The fourth year of the United States’ involvement in World War II dawned in January 1945. Few doubted that United Nations’ forces were winning on all fronts. Italy had long ago been knocked out of the conflict, and now both Germany and Japan were reeling under repeated air attacks and battle front-defeats.
Around–the-clock bombing was laying waste to their cities, military sites, railroads and other targets, while America and its allies grew stronger. Colorado prospered, as industry and coal mining rebounded from the gloomy Depression years of the 1930s.
Women took on new roles outside the home, while men served in the armed forces. It shocked some Americans to see women working in factories and other jobs previously under male domination.
However, changes obviously were coming to Durango, the state and the United States, as well as to the rest of the world. The pre-war days were gone forever.

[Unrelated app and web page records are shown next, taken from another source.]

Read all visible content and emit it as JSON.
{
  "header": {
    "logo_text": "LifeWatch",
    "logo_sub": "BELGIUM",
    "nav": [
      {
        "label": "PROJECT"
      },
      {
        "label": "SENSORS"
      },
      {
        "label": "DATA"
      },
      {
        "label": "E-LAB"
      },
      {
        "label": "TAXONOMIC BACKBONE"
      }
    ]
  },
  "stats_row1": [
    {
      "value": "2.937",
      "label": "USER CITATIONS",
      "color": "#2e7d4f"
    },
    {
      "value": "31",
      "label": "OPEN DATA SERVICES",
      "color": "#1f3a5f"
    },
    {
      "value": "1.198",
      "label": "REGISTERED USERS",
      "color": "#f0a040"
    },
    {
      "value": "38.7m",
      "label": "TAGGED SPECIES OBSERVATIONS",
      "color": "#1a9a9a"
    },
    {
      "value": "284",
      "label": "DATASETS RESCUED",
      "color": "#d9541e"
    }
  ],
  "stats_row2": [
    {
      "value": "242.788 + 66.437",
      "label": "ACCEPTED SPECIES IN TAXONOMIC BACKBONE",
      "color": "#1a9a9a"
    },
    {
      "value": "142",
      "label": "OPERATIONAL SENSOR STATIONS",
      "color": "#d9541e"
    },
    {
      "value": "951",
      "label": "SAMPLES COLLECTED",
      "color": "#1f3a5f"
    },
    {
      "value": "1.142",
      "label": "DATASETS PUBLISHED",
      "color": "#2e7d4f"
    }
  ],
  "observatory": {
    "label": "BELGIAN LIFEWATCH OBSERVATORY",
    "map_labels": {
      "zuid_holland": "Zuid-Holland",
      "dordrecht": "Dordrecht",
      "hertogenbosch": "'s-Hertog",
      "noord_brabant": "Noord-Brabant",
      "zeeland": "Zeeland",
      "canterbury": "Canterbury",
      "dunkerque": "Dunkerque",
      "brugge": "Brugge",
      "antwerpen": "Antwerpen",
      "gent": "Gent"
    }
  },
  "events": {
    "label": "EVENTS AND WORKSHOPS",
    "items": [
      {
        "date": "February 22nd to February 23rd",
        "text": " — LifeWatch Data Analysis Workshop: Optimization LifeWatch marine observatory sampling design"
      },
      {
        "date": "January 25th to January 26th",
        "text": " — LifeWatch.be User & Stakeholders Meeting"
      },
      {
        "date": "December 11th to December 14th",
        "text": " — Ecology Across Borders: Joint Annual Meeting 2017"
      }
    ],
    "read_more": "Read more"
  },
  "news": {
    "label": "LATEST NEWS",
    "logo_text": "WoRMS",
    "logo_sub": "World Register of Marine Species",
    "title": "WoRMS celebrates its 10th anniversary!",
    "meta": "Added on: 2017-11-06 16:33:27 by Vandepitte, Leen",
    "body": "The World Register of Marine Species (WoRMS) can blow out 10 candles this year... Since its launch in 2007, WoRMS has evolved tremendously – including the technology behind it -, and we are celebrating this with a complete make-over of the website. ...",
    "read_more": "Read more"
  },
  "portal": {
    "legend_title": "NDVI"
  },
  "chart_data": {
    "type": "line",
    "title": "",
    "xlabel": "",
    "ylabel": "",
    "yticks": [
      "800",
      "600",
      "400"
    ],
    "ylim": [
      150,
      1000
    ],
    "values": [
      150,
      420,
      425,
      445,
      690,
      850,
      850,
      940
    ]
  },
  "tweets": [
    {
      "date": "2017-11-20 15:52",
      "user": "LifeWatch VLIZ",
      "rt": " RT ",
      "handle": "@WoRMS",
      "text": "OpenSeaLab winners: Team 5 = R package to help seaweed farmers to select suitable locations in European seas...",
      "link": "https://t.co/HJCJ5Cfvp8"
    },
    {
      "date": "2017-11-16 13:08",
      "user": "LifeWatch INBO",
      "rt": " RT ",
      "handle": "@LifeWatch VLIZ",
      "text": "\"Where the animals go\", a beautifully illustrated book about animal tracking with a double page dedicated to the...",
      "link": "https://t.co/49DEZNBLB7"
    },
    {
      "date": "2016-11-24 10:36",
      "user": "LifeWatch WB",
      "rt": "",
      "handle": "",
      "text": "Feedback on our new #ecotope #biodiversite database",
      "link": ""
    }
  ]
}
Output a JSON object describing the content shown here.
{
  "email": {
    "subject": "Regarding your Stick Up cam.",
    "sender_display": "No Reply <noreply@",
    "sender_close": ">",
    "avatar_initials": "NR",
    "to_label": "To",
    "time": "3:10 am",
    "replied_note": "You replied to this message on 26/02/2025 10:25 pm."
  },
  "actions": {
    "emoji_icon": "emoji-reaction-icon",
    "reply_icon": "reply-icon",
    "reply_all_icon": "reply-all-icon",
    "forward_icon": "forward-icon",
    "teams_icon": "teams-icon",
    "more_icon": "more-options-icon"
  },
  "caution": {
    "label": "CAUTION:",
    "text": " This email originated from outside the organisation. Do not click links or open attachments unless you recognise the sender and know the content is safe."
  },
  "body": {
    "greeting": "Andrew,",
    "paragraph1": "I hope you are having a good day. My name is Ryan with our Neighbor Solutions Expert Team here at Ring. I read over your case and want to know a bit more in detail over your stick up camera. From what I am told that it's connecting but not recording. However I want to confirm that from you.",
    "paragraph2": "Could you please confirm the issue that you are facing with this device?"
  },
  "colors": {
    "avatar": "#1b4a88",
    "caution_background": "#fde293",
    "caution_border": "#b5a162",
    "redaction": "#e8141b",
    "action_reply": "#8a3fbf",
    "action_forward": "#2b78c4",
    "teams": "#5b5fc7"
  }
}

The Durango Herald Democrat of Jan. 2, 1945, kept its readers informed and offered advice:
Americans must get more mileage from shoe leather in ’45. (The military had first call on this vital material.)Coffee ration rumors have gained headway. The War Administration Board is spiking rumors that coffee rationing will be resumed. It announced there will be from three to four months’ supply of it in the country at the beginning of the new year.Durango High School continued demonstrating its winning ways by defeating the Farmington Mission team, 43-28.The Pacific war is blazing with new fury along a 1,100-mile front southwest of Japan. Carrier planes are raiding Formosa and Okinawa. (The Japanese air force was no longer a factor in the war and its navy neared the same fate.)On Jan. 4, 1945:
A $2 million health program is proposed for the United States of America. It could be established in no time.Safeway advertisement: Hamburger, 24 cents per pound; can of corn, 14 cents; can of beans, 11 cents; flour, 45 cents for a 10-pound bag; a jar of peanut butter (16 oz.), 23 cents; oranges, five for 52 cents; Northern toilet tissue, 5 cents; sweet potatoes, 9 cents per pound.(The newspaper also reminded readers that they must have ration stamps for these items.)
Duane Smith is a Fort Lewis College history professor. Reach him at 247-2589.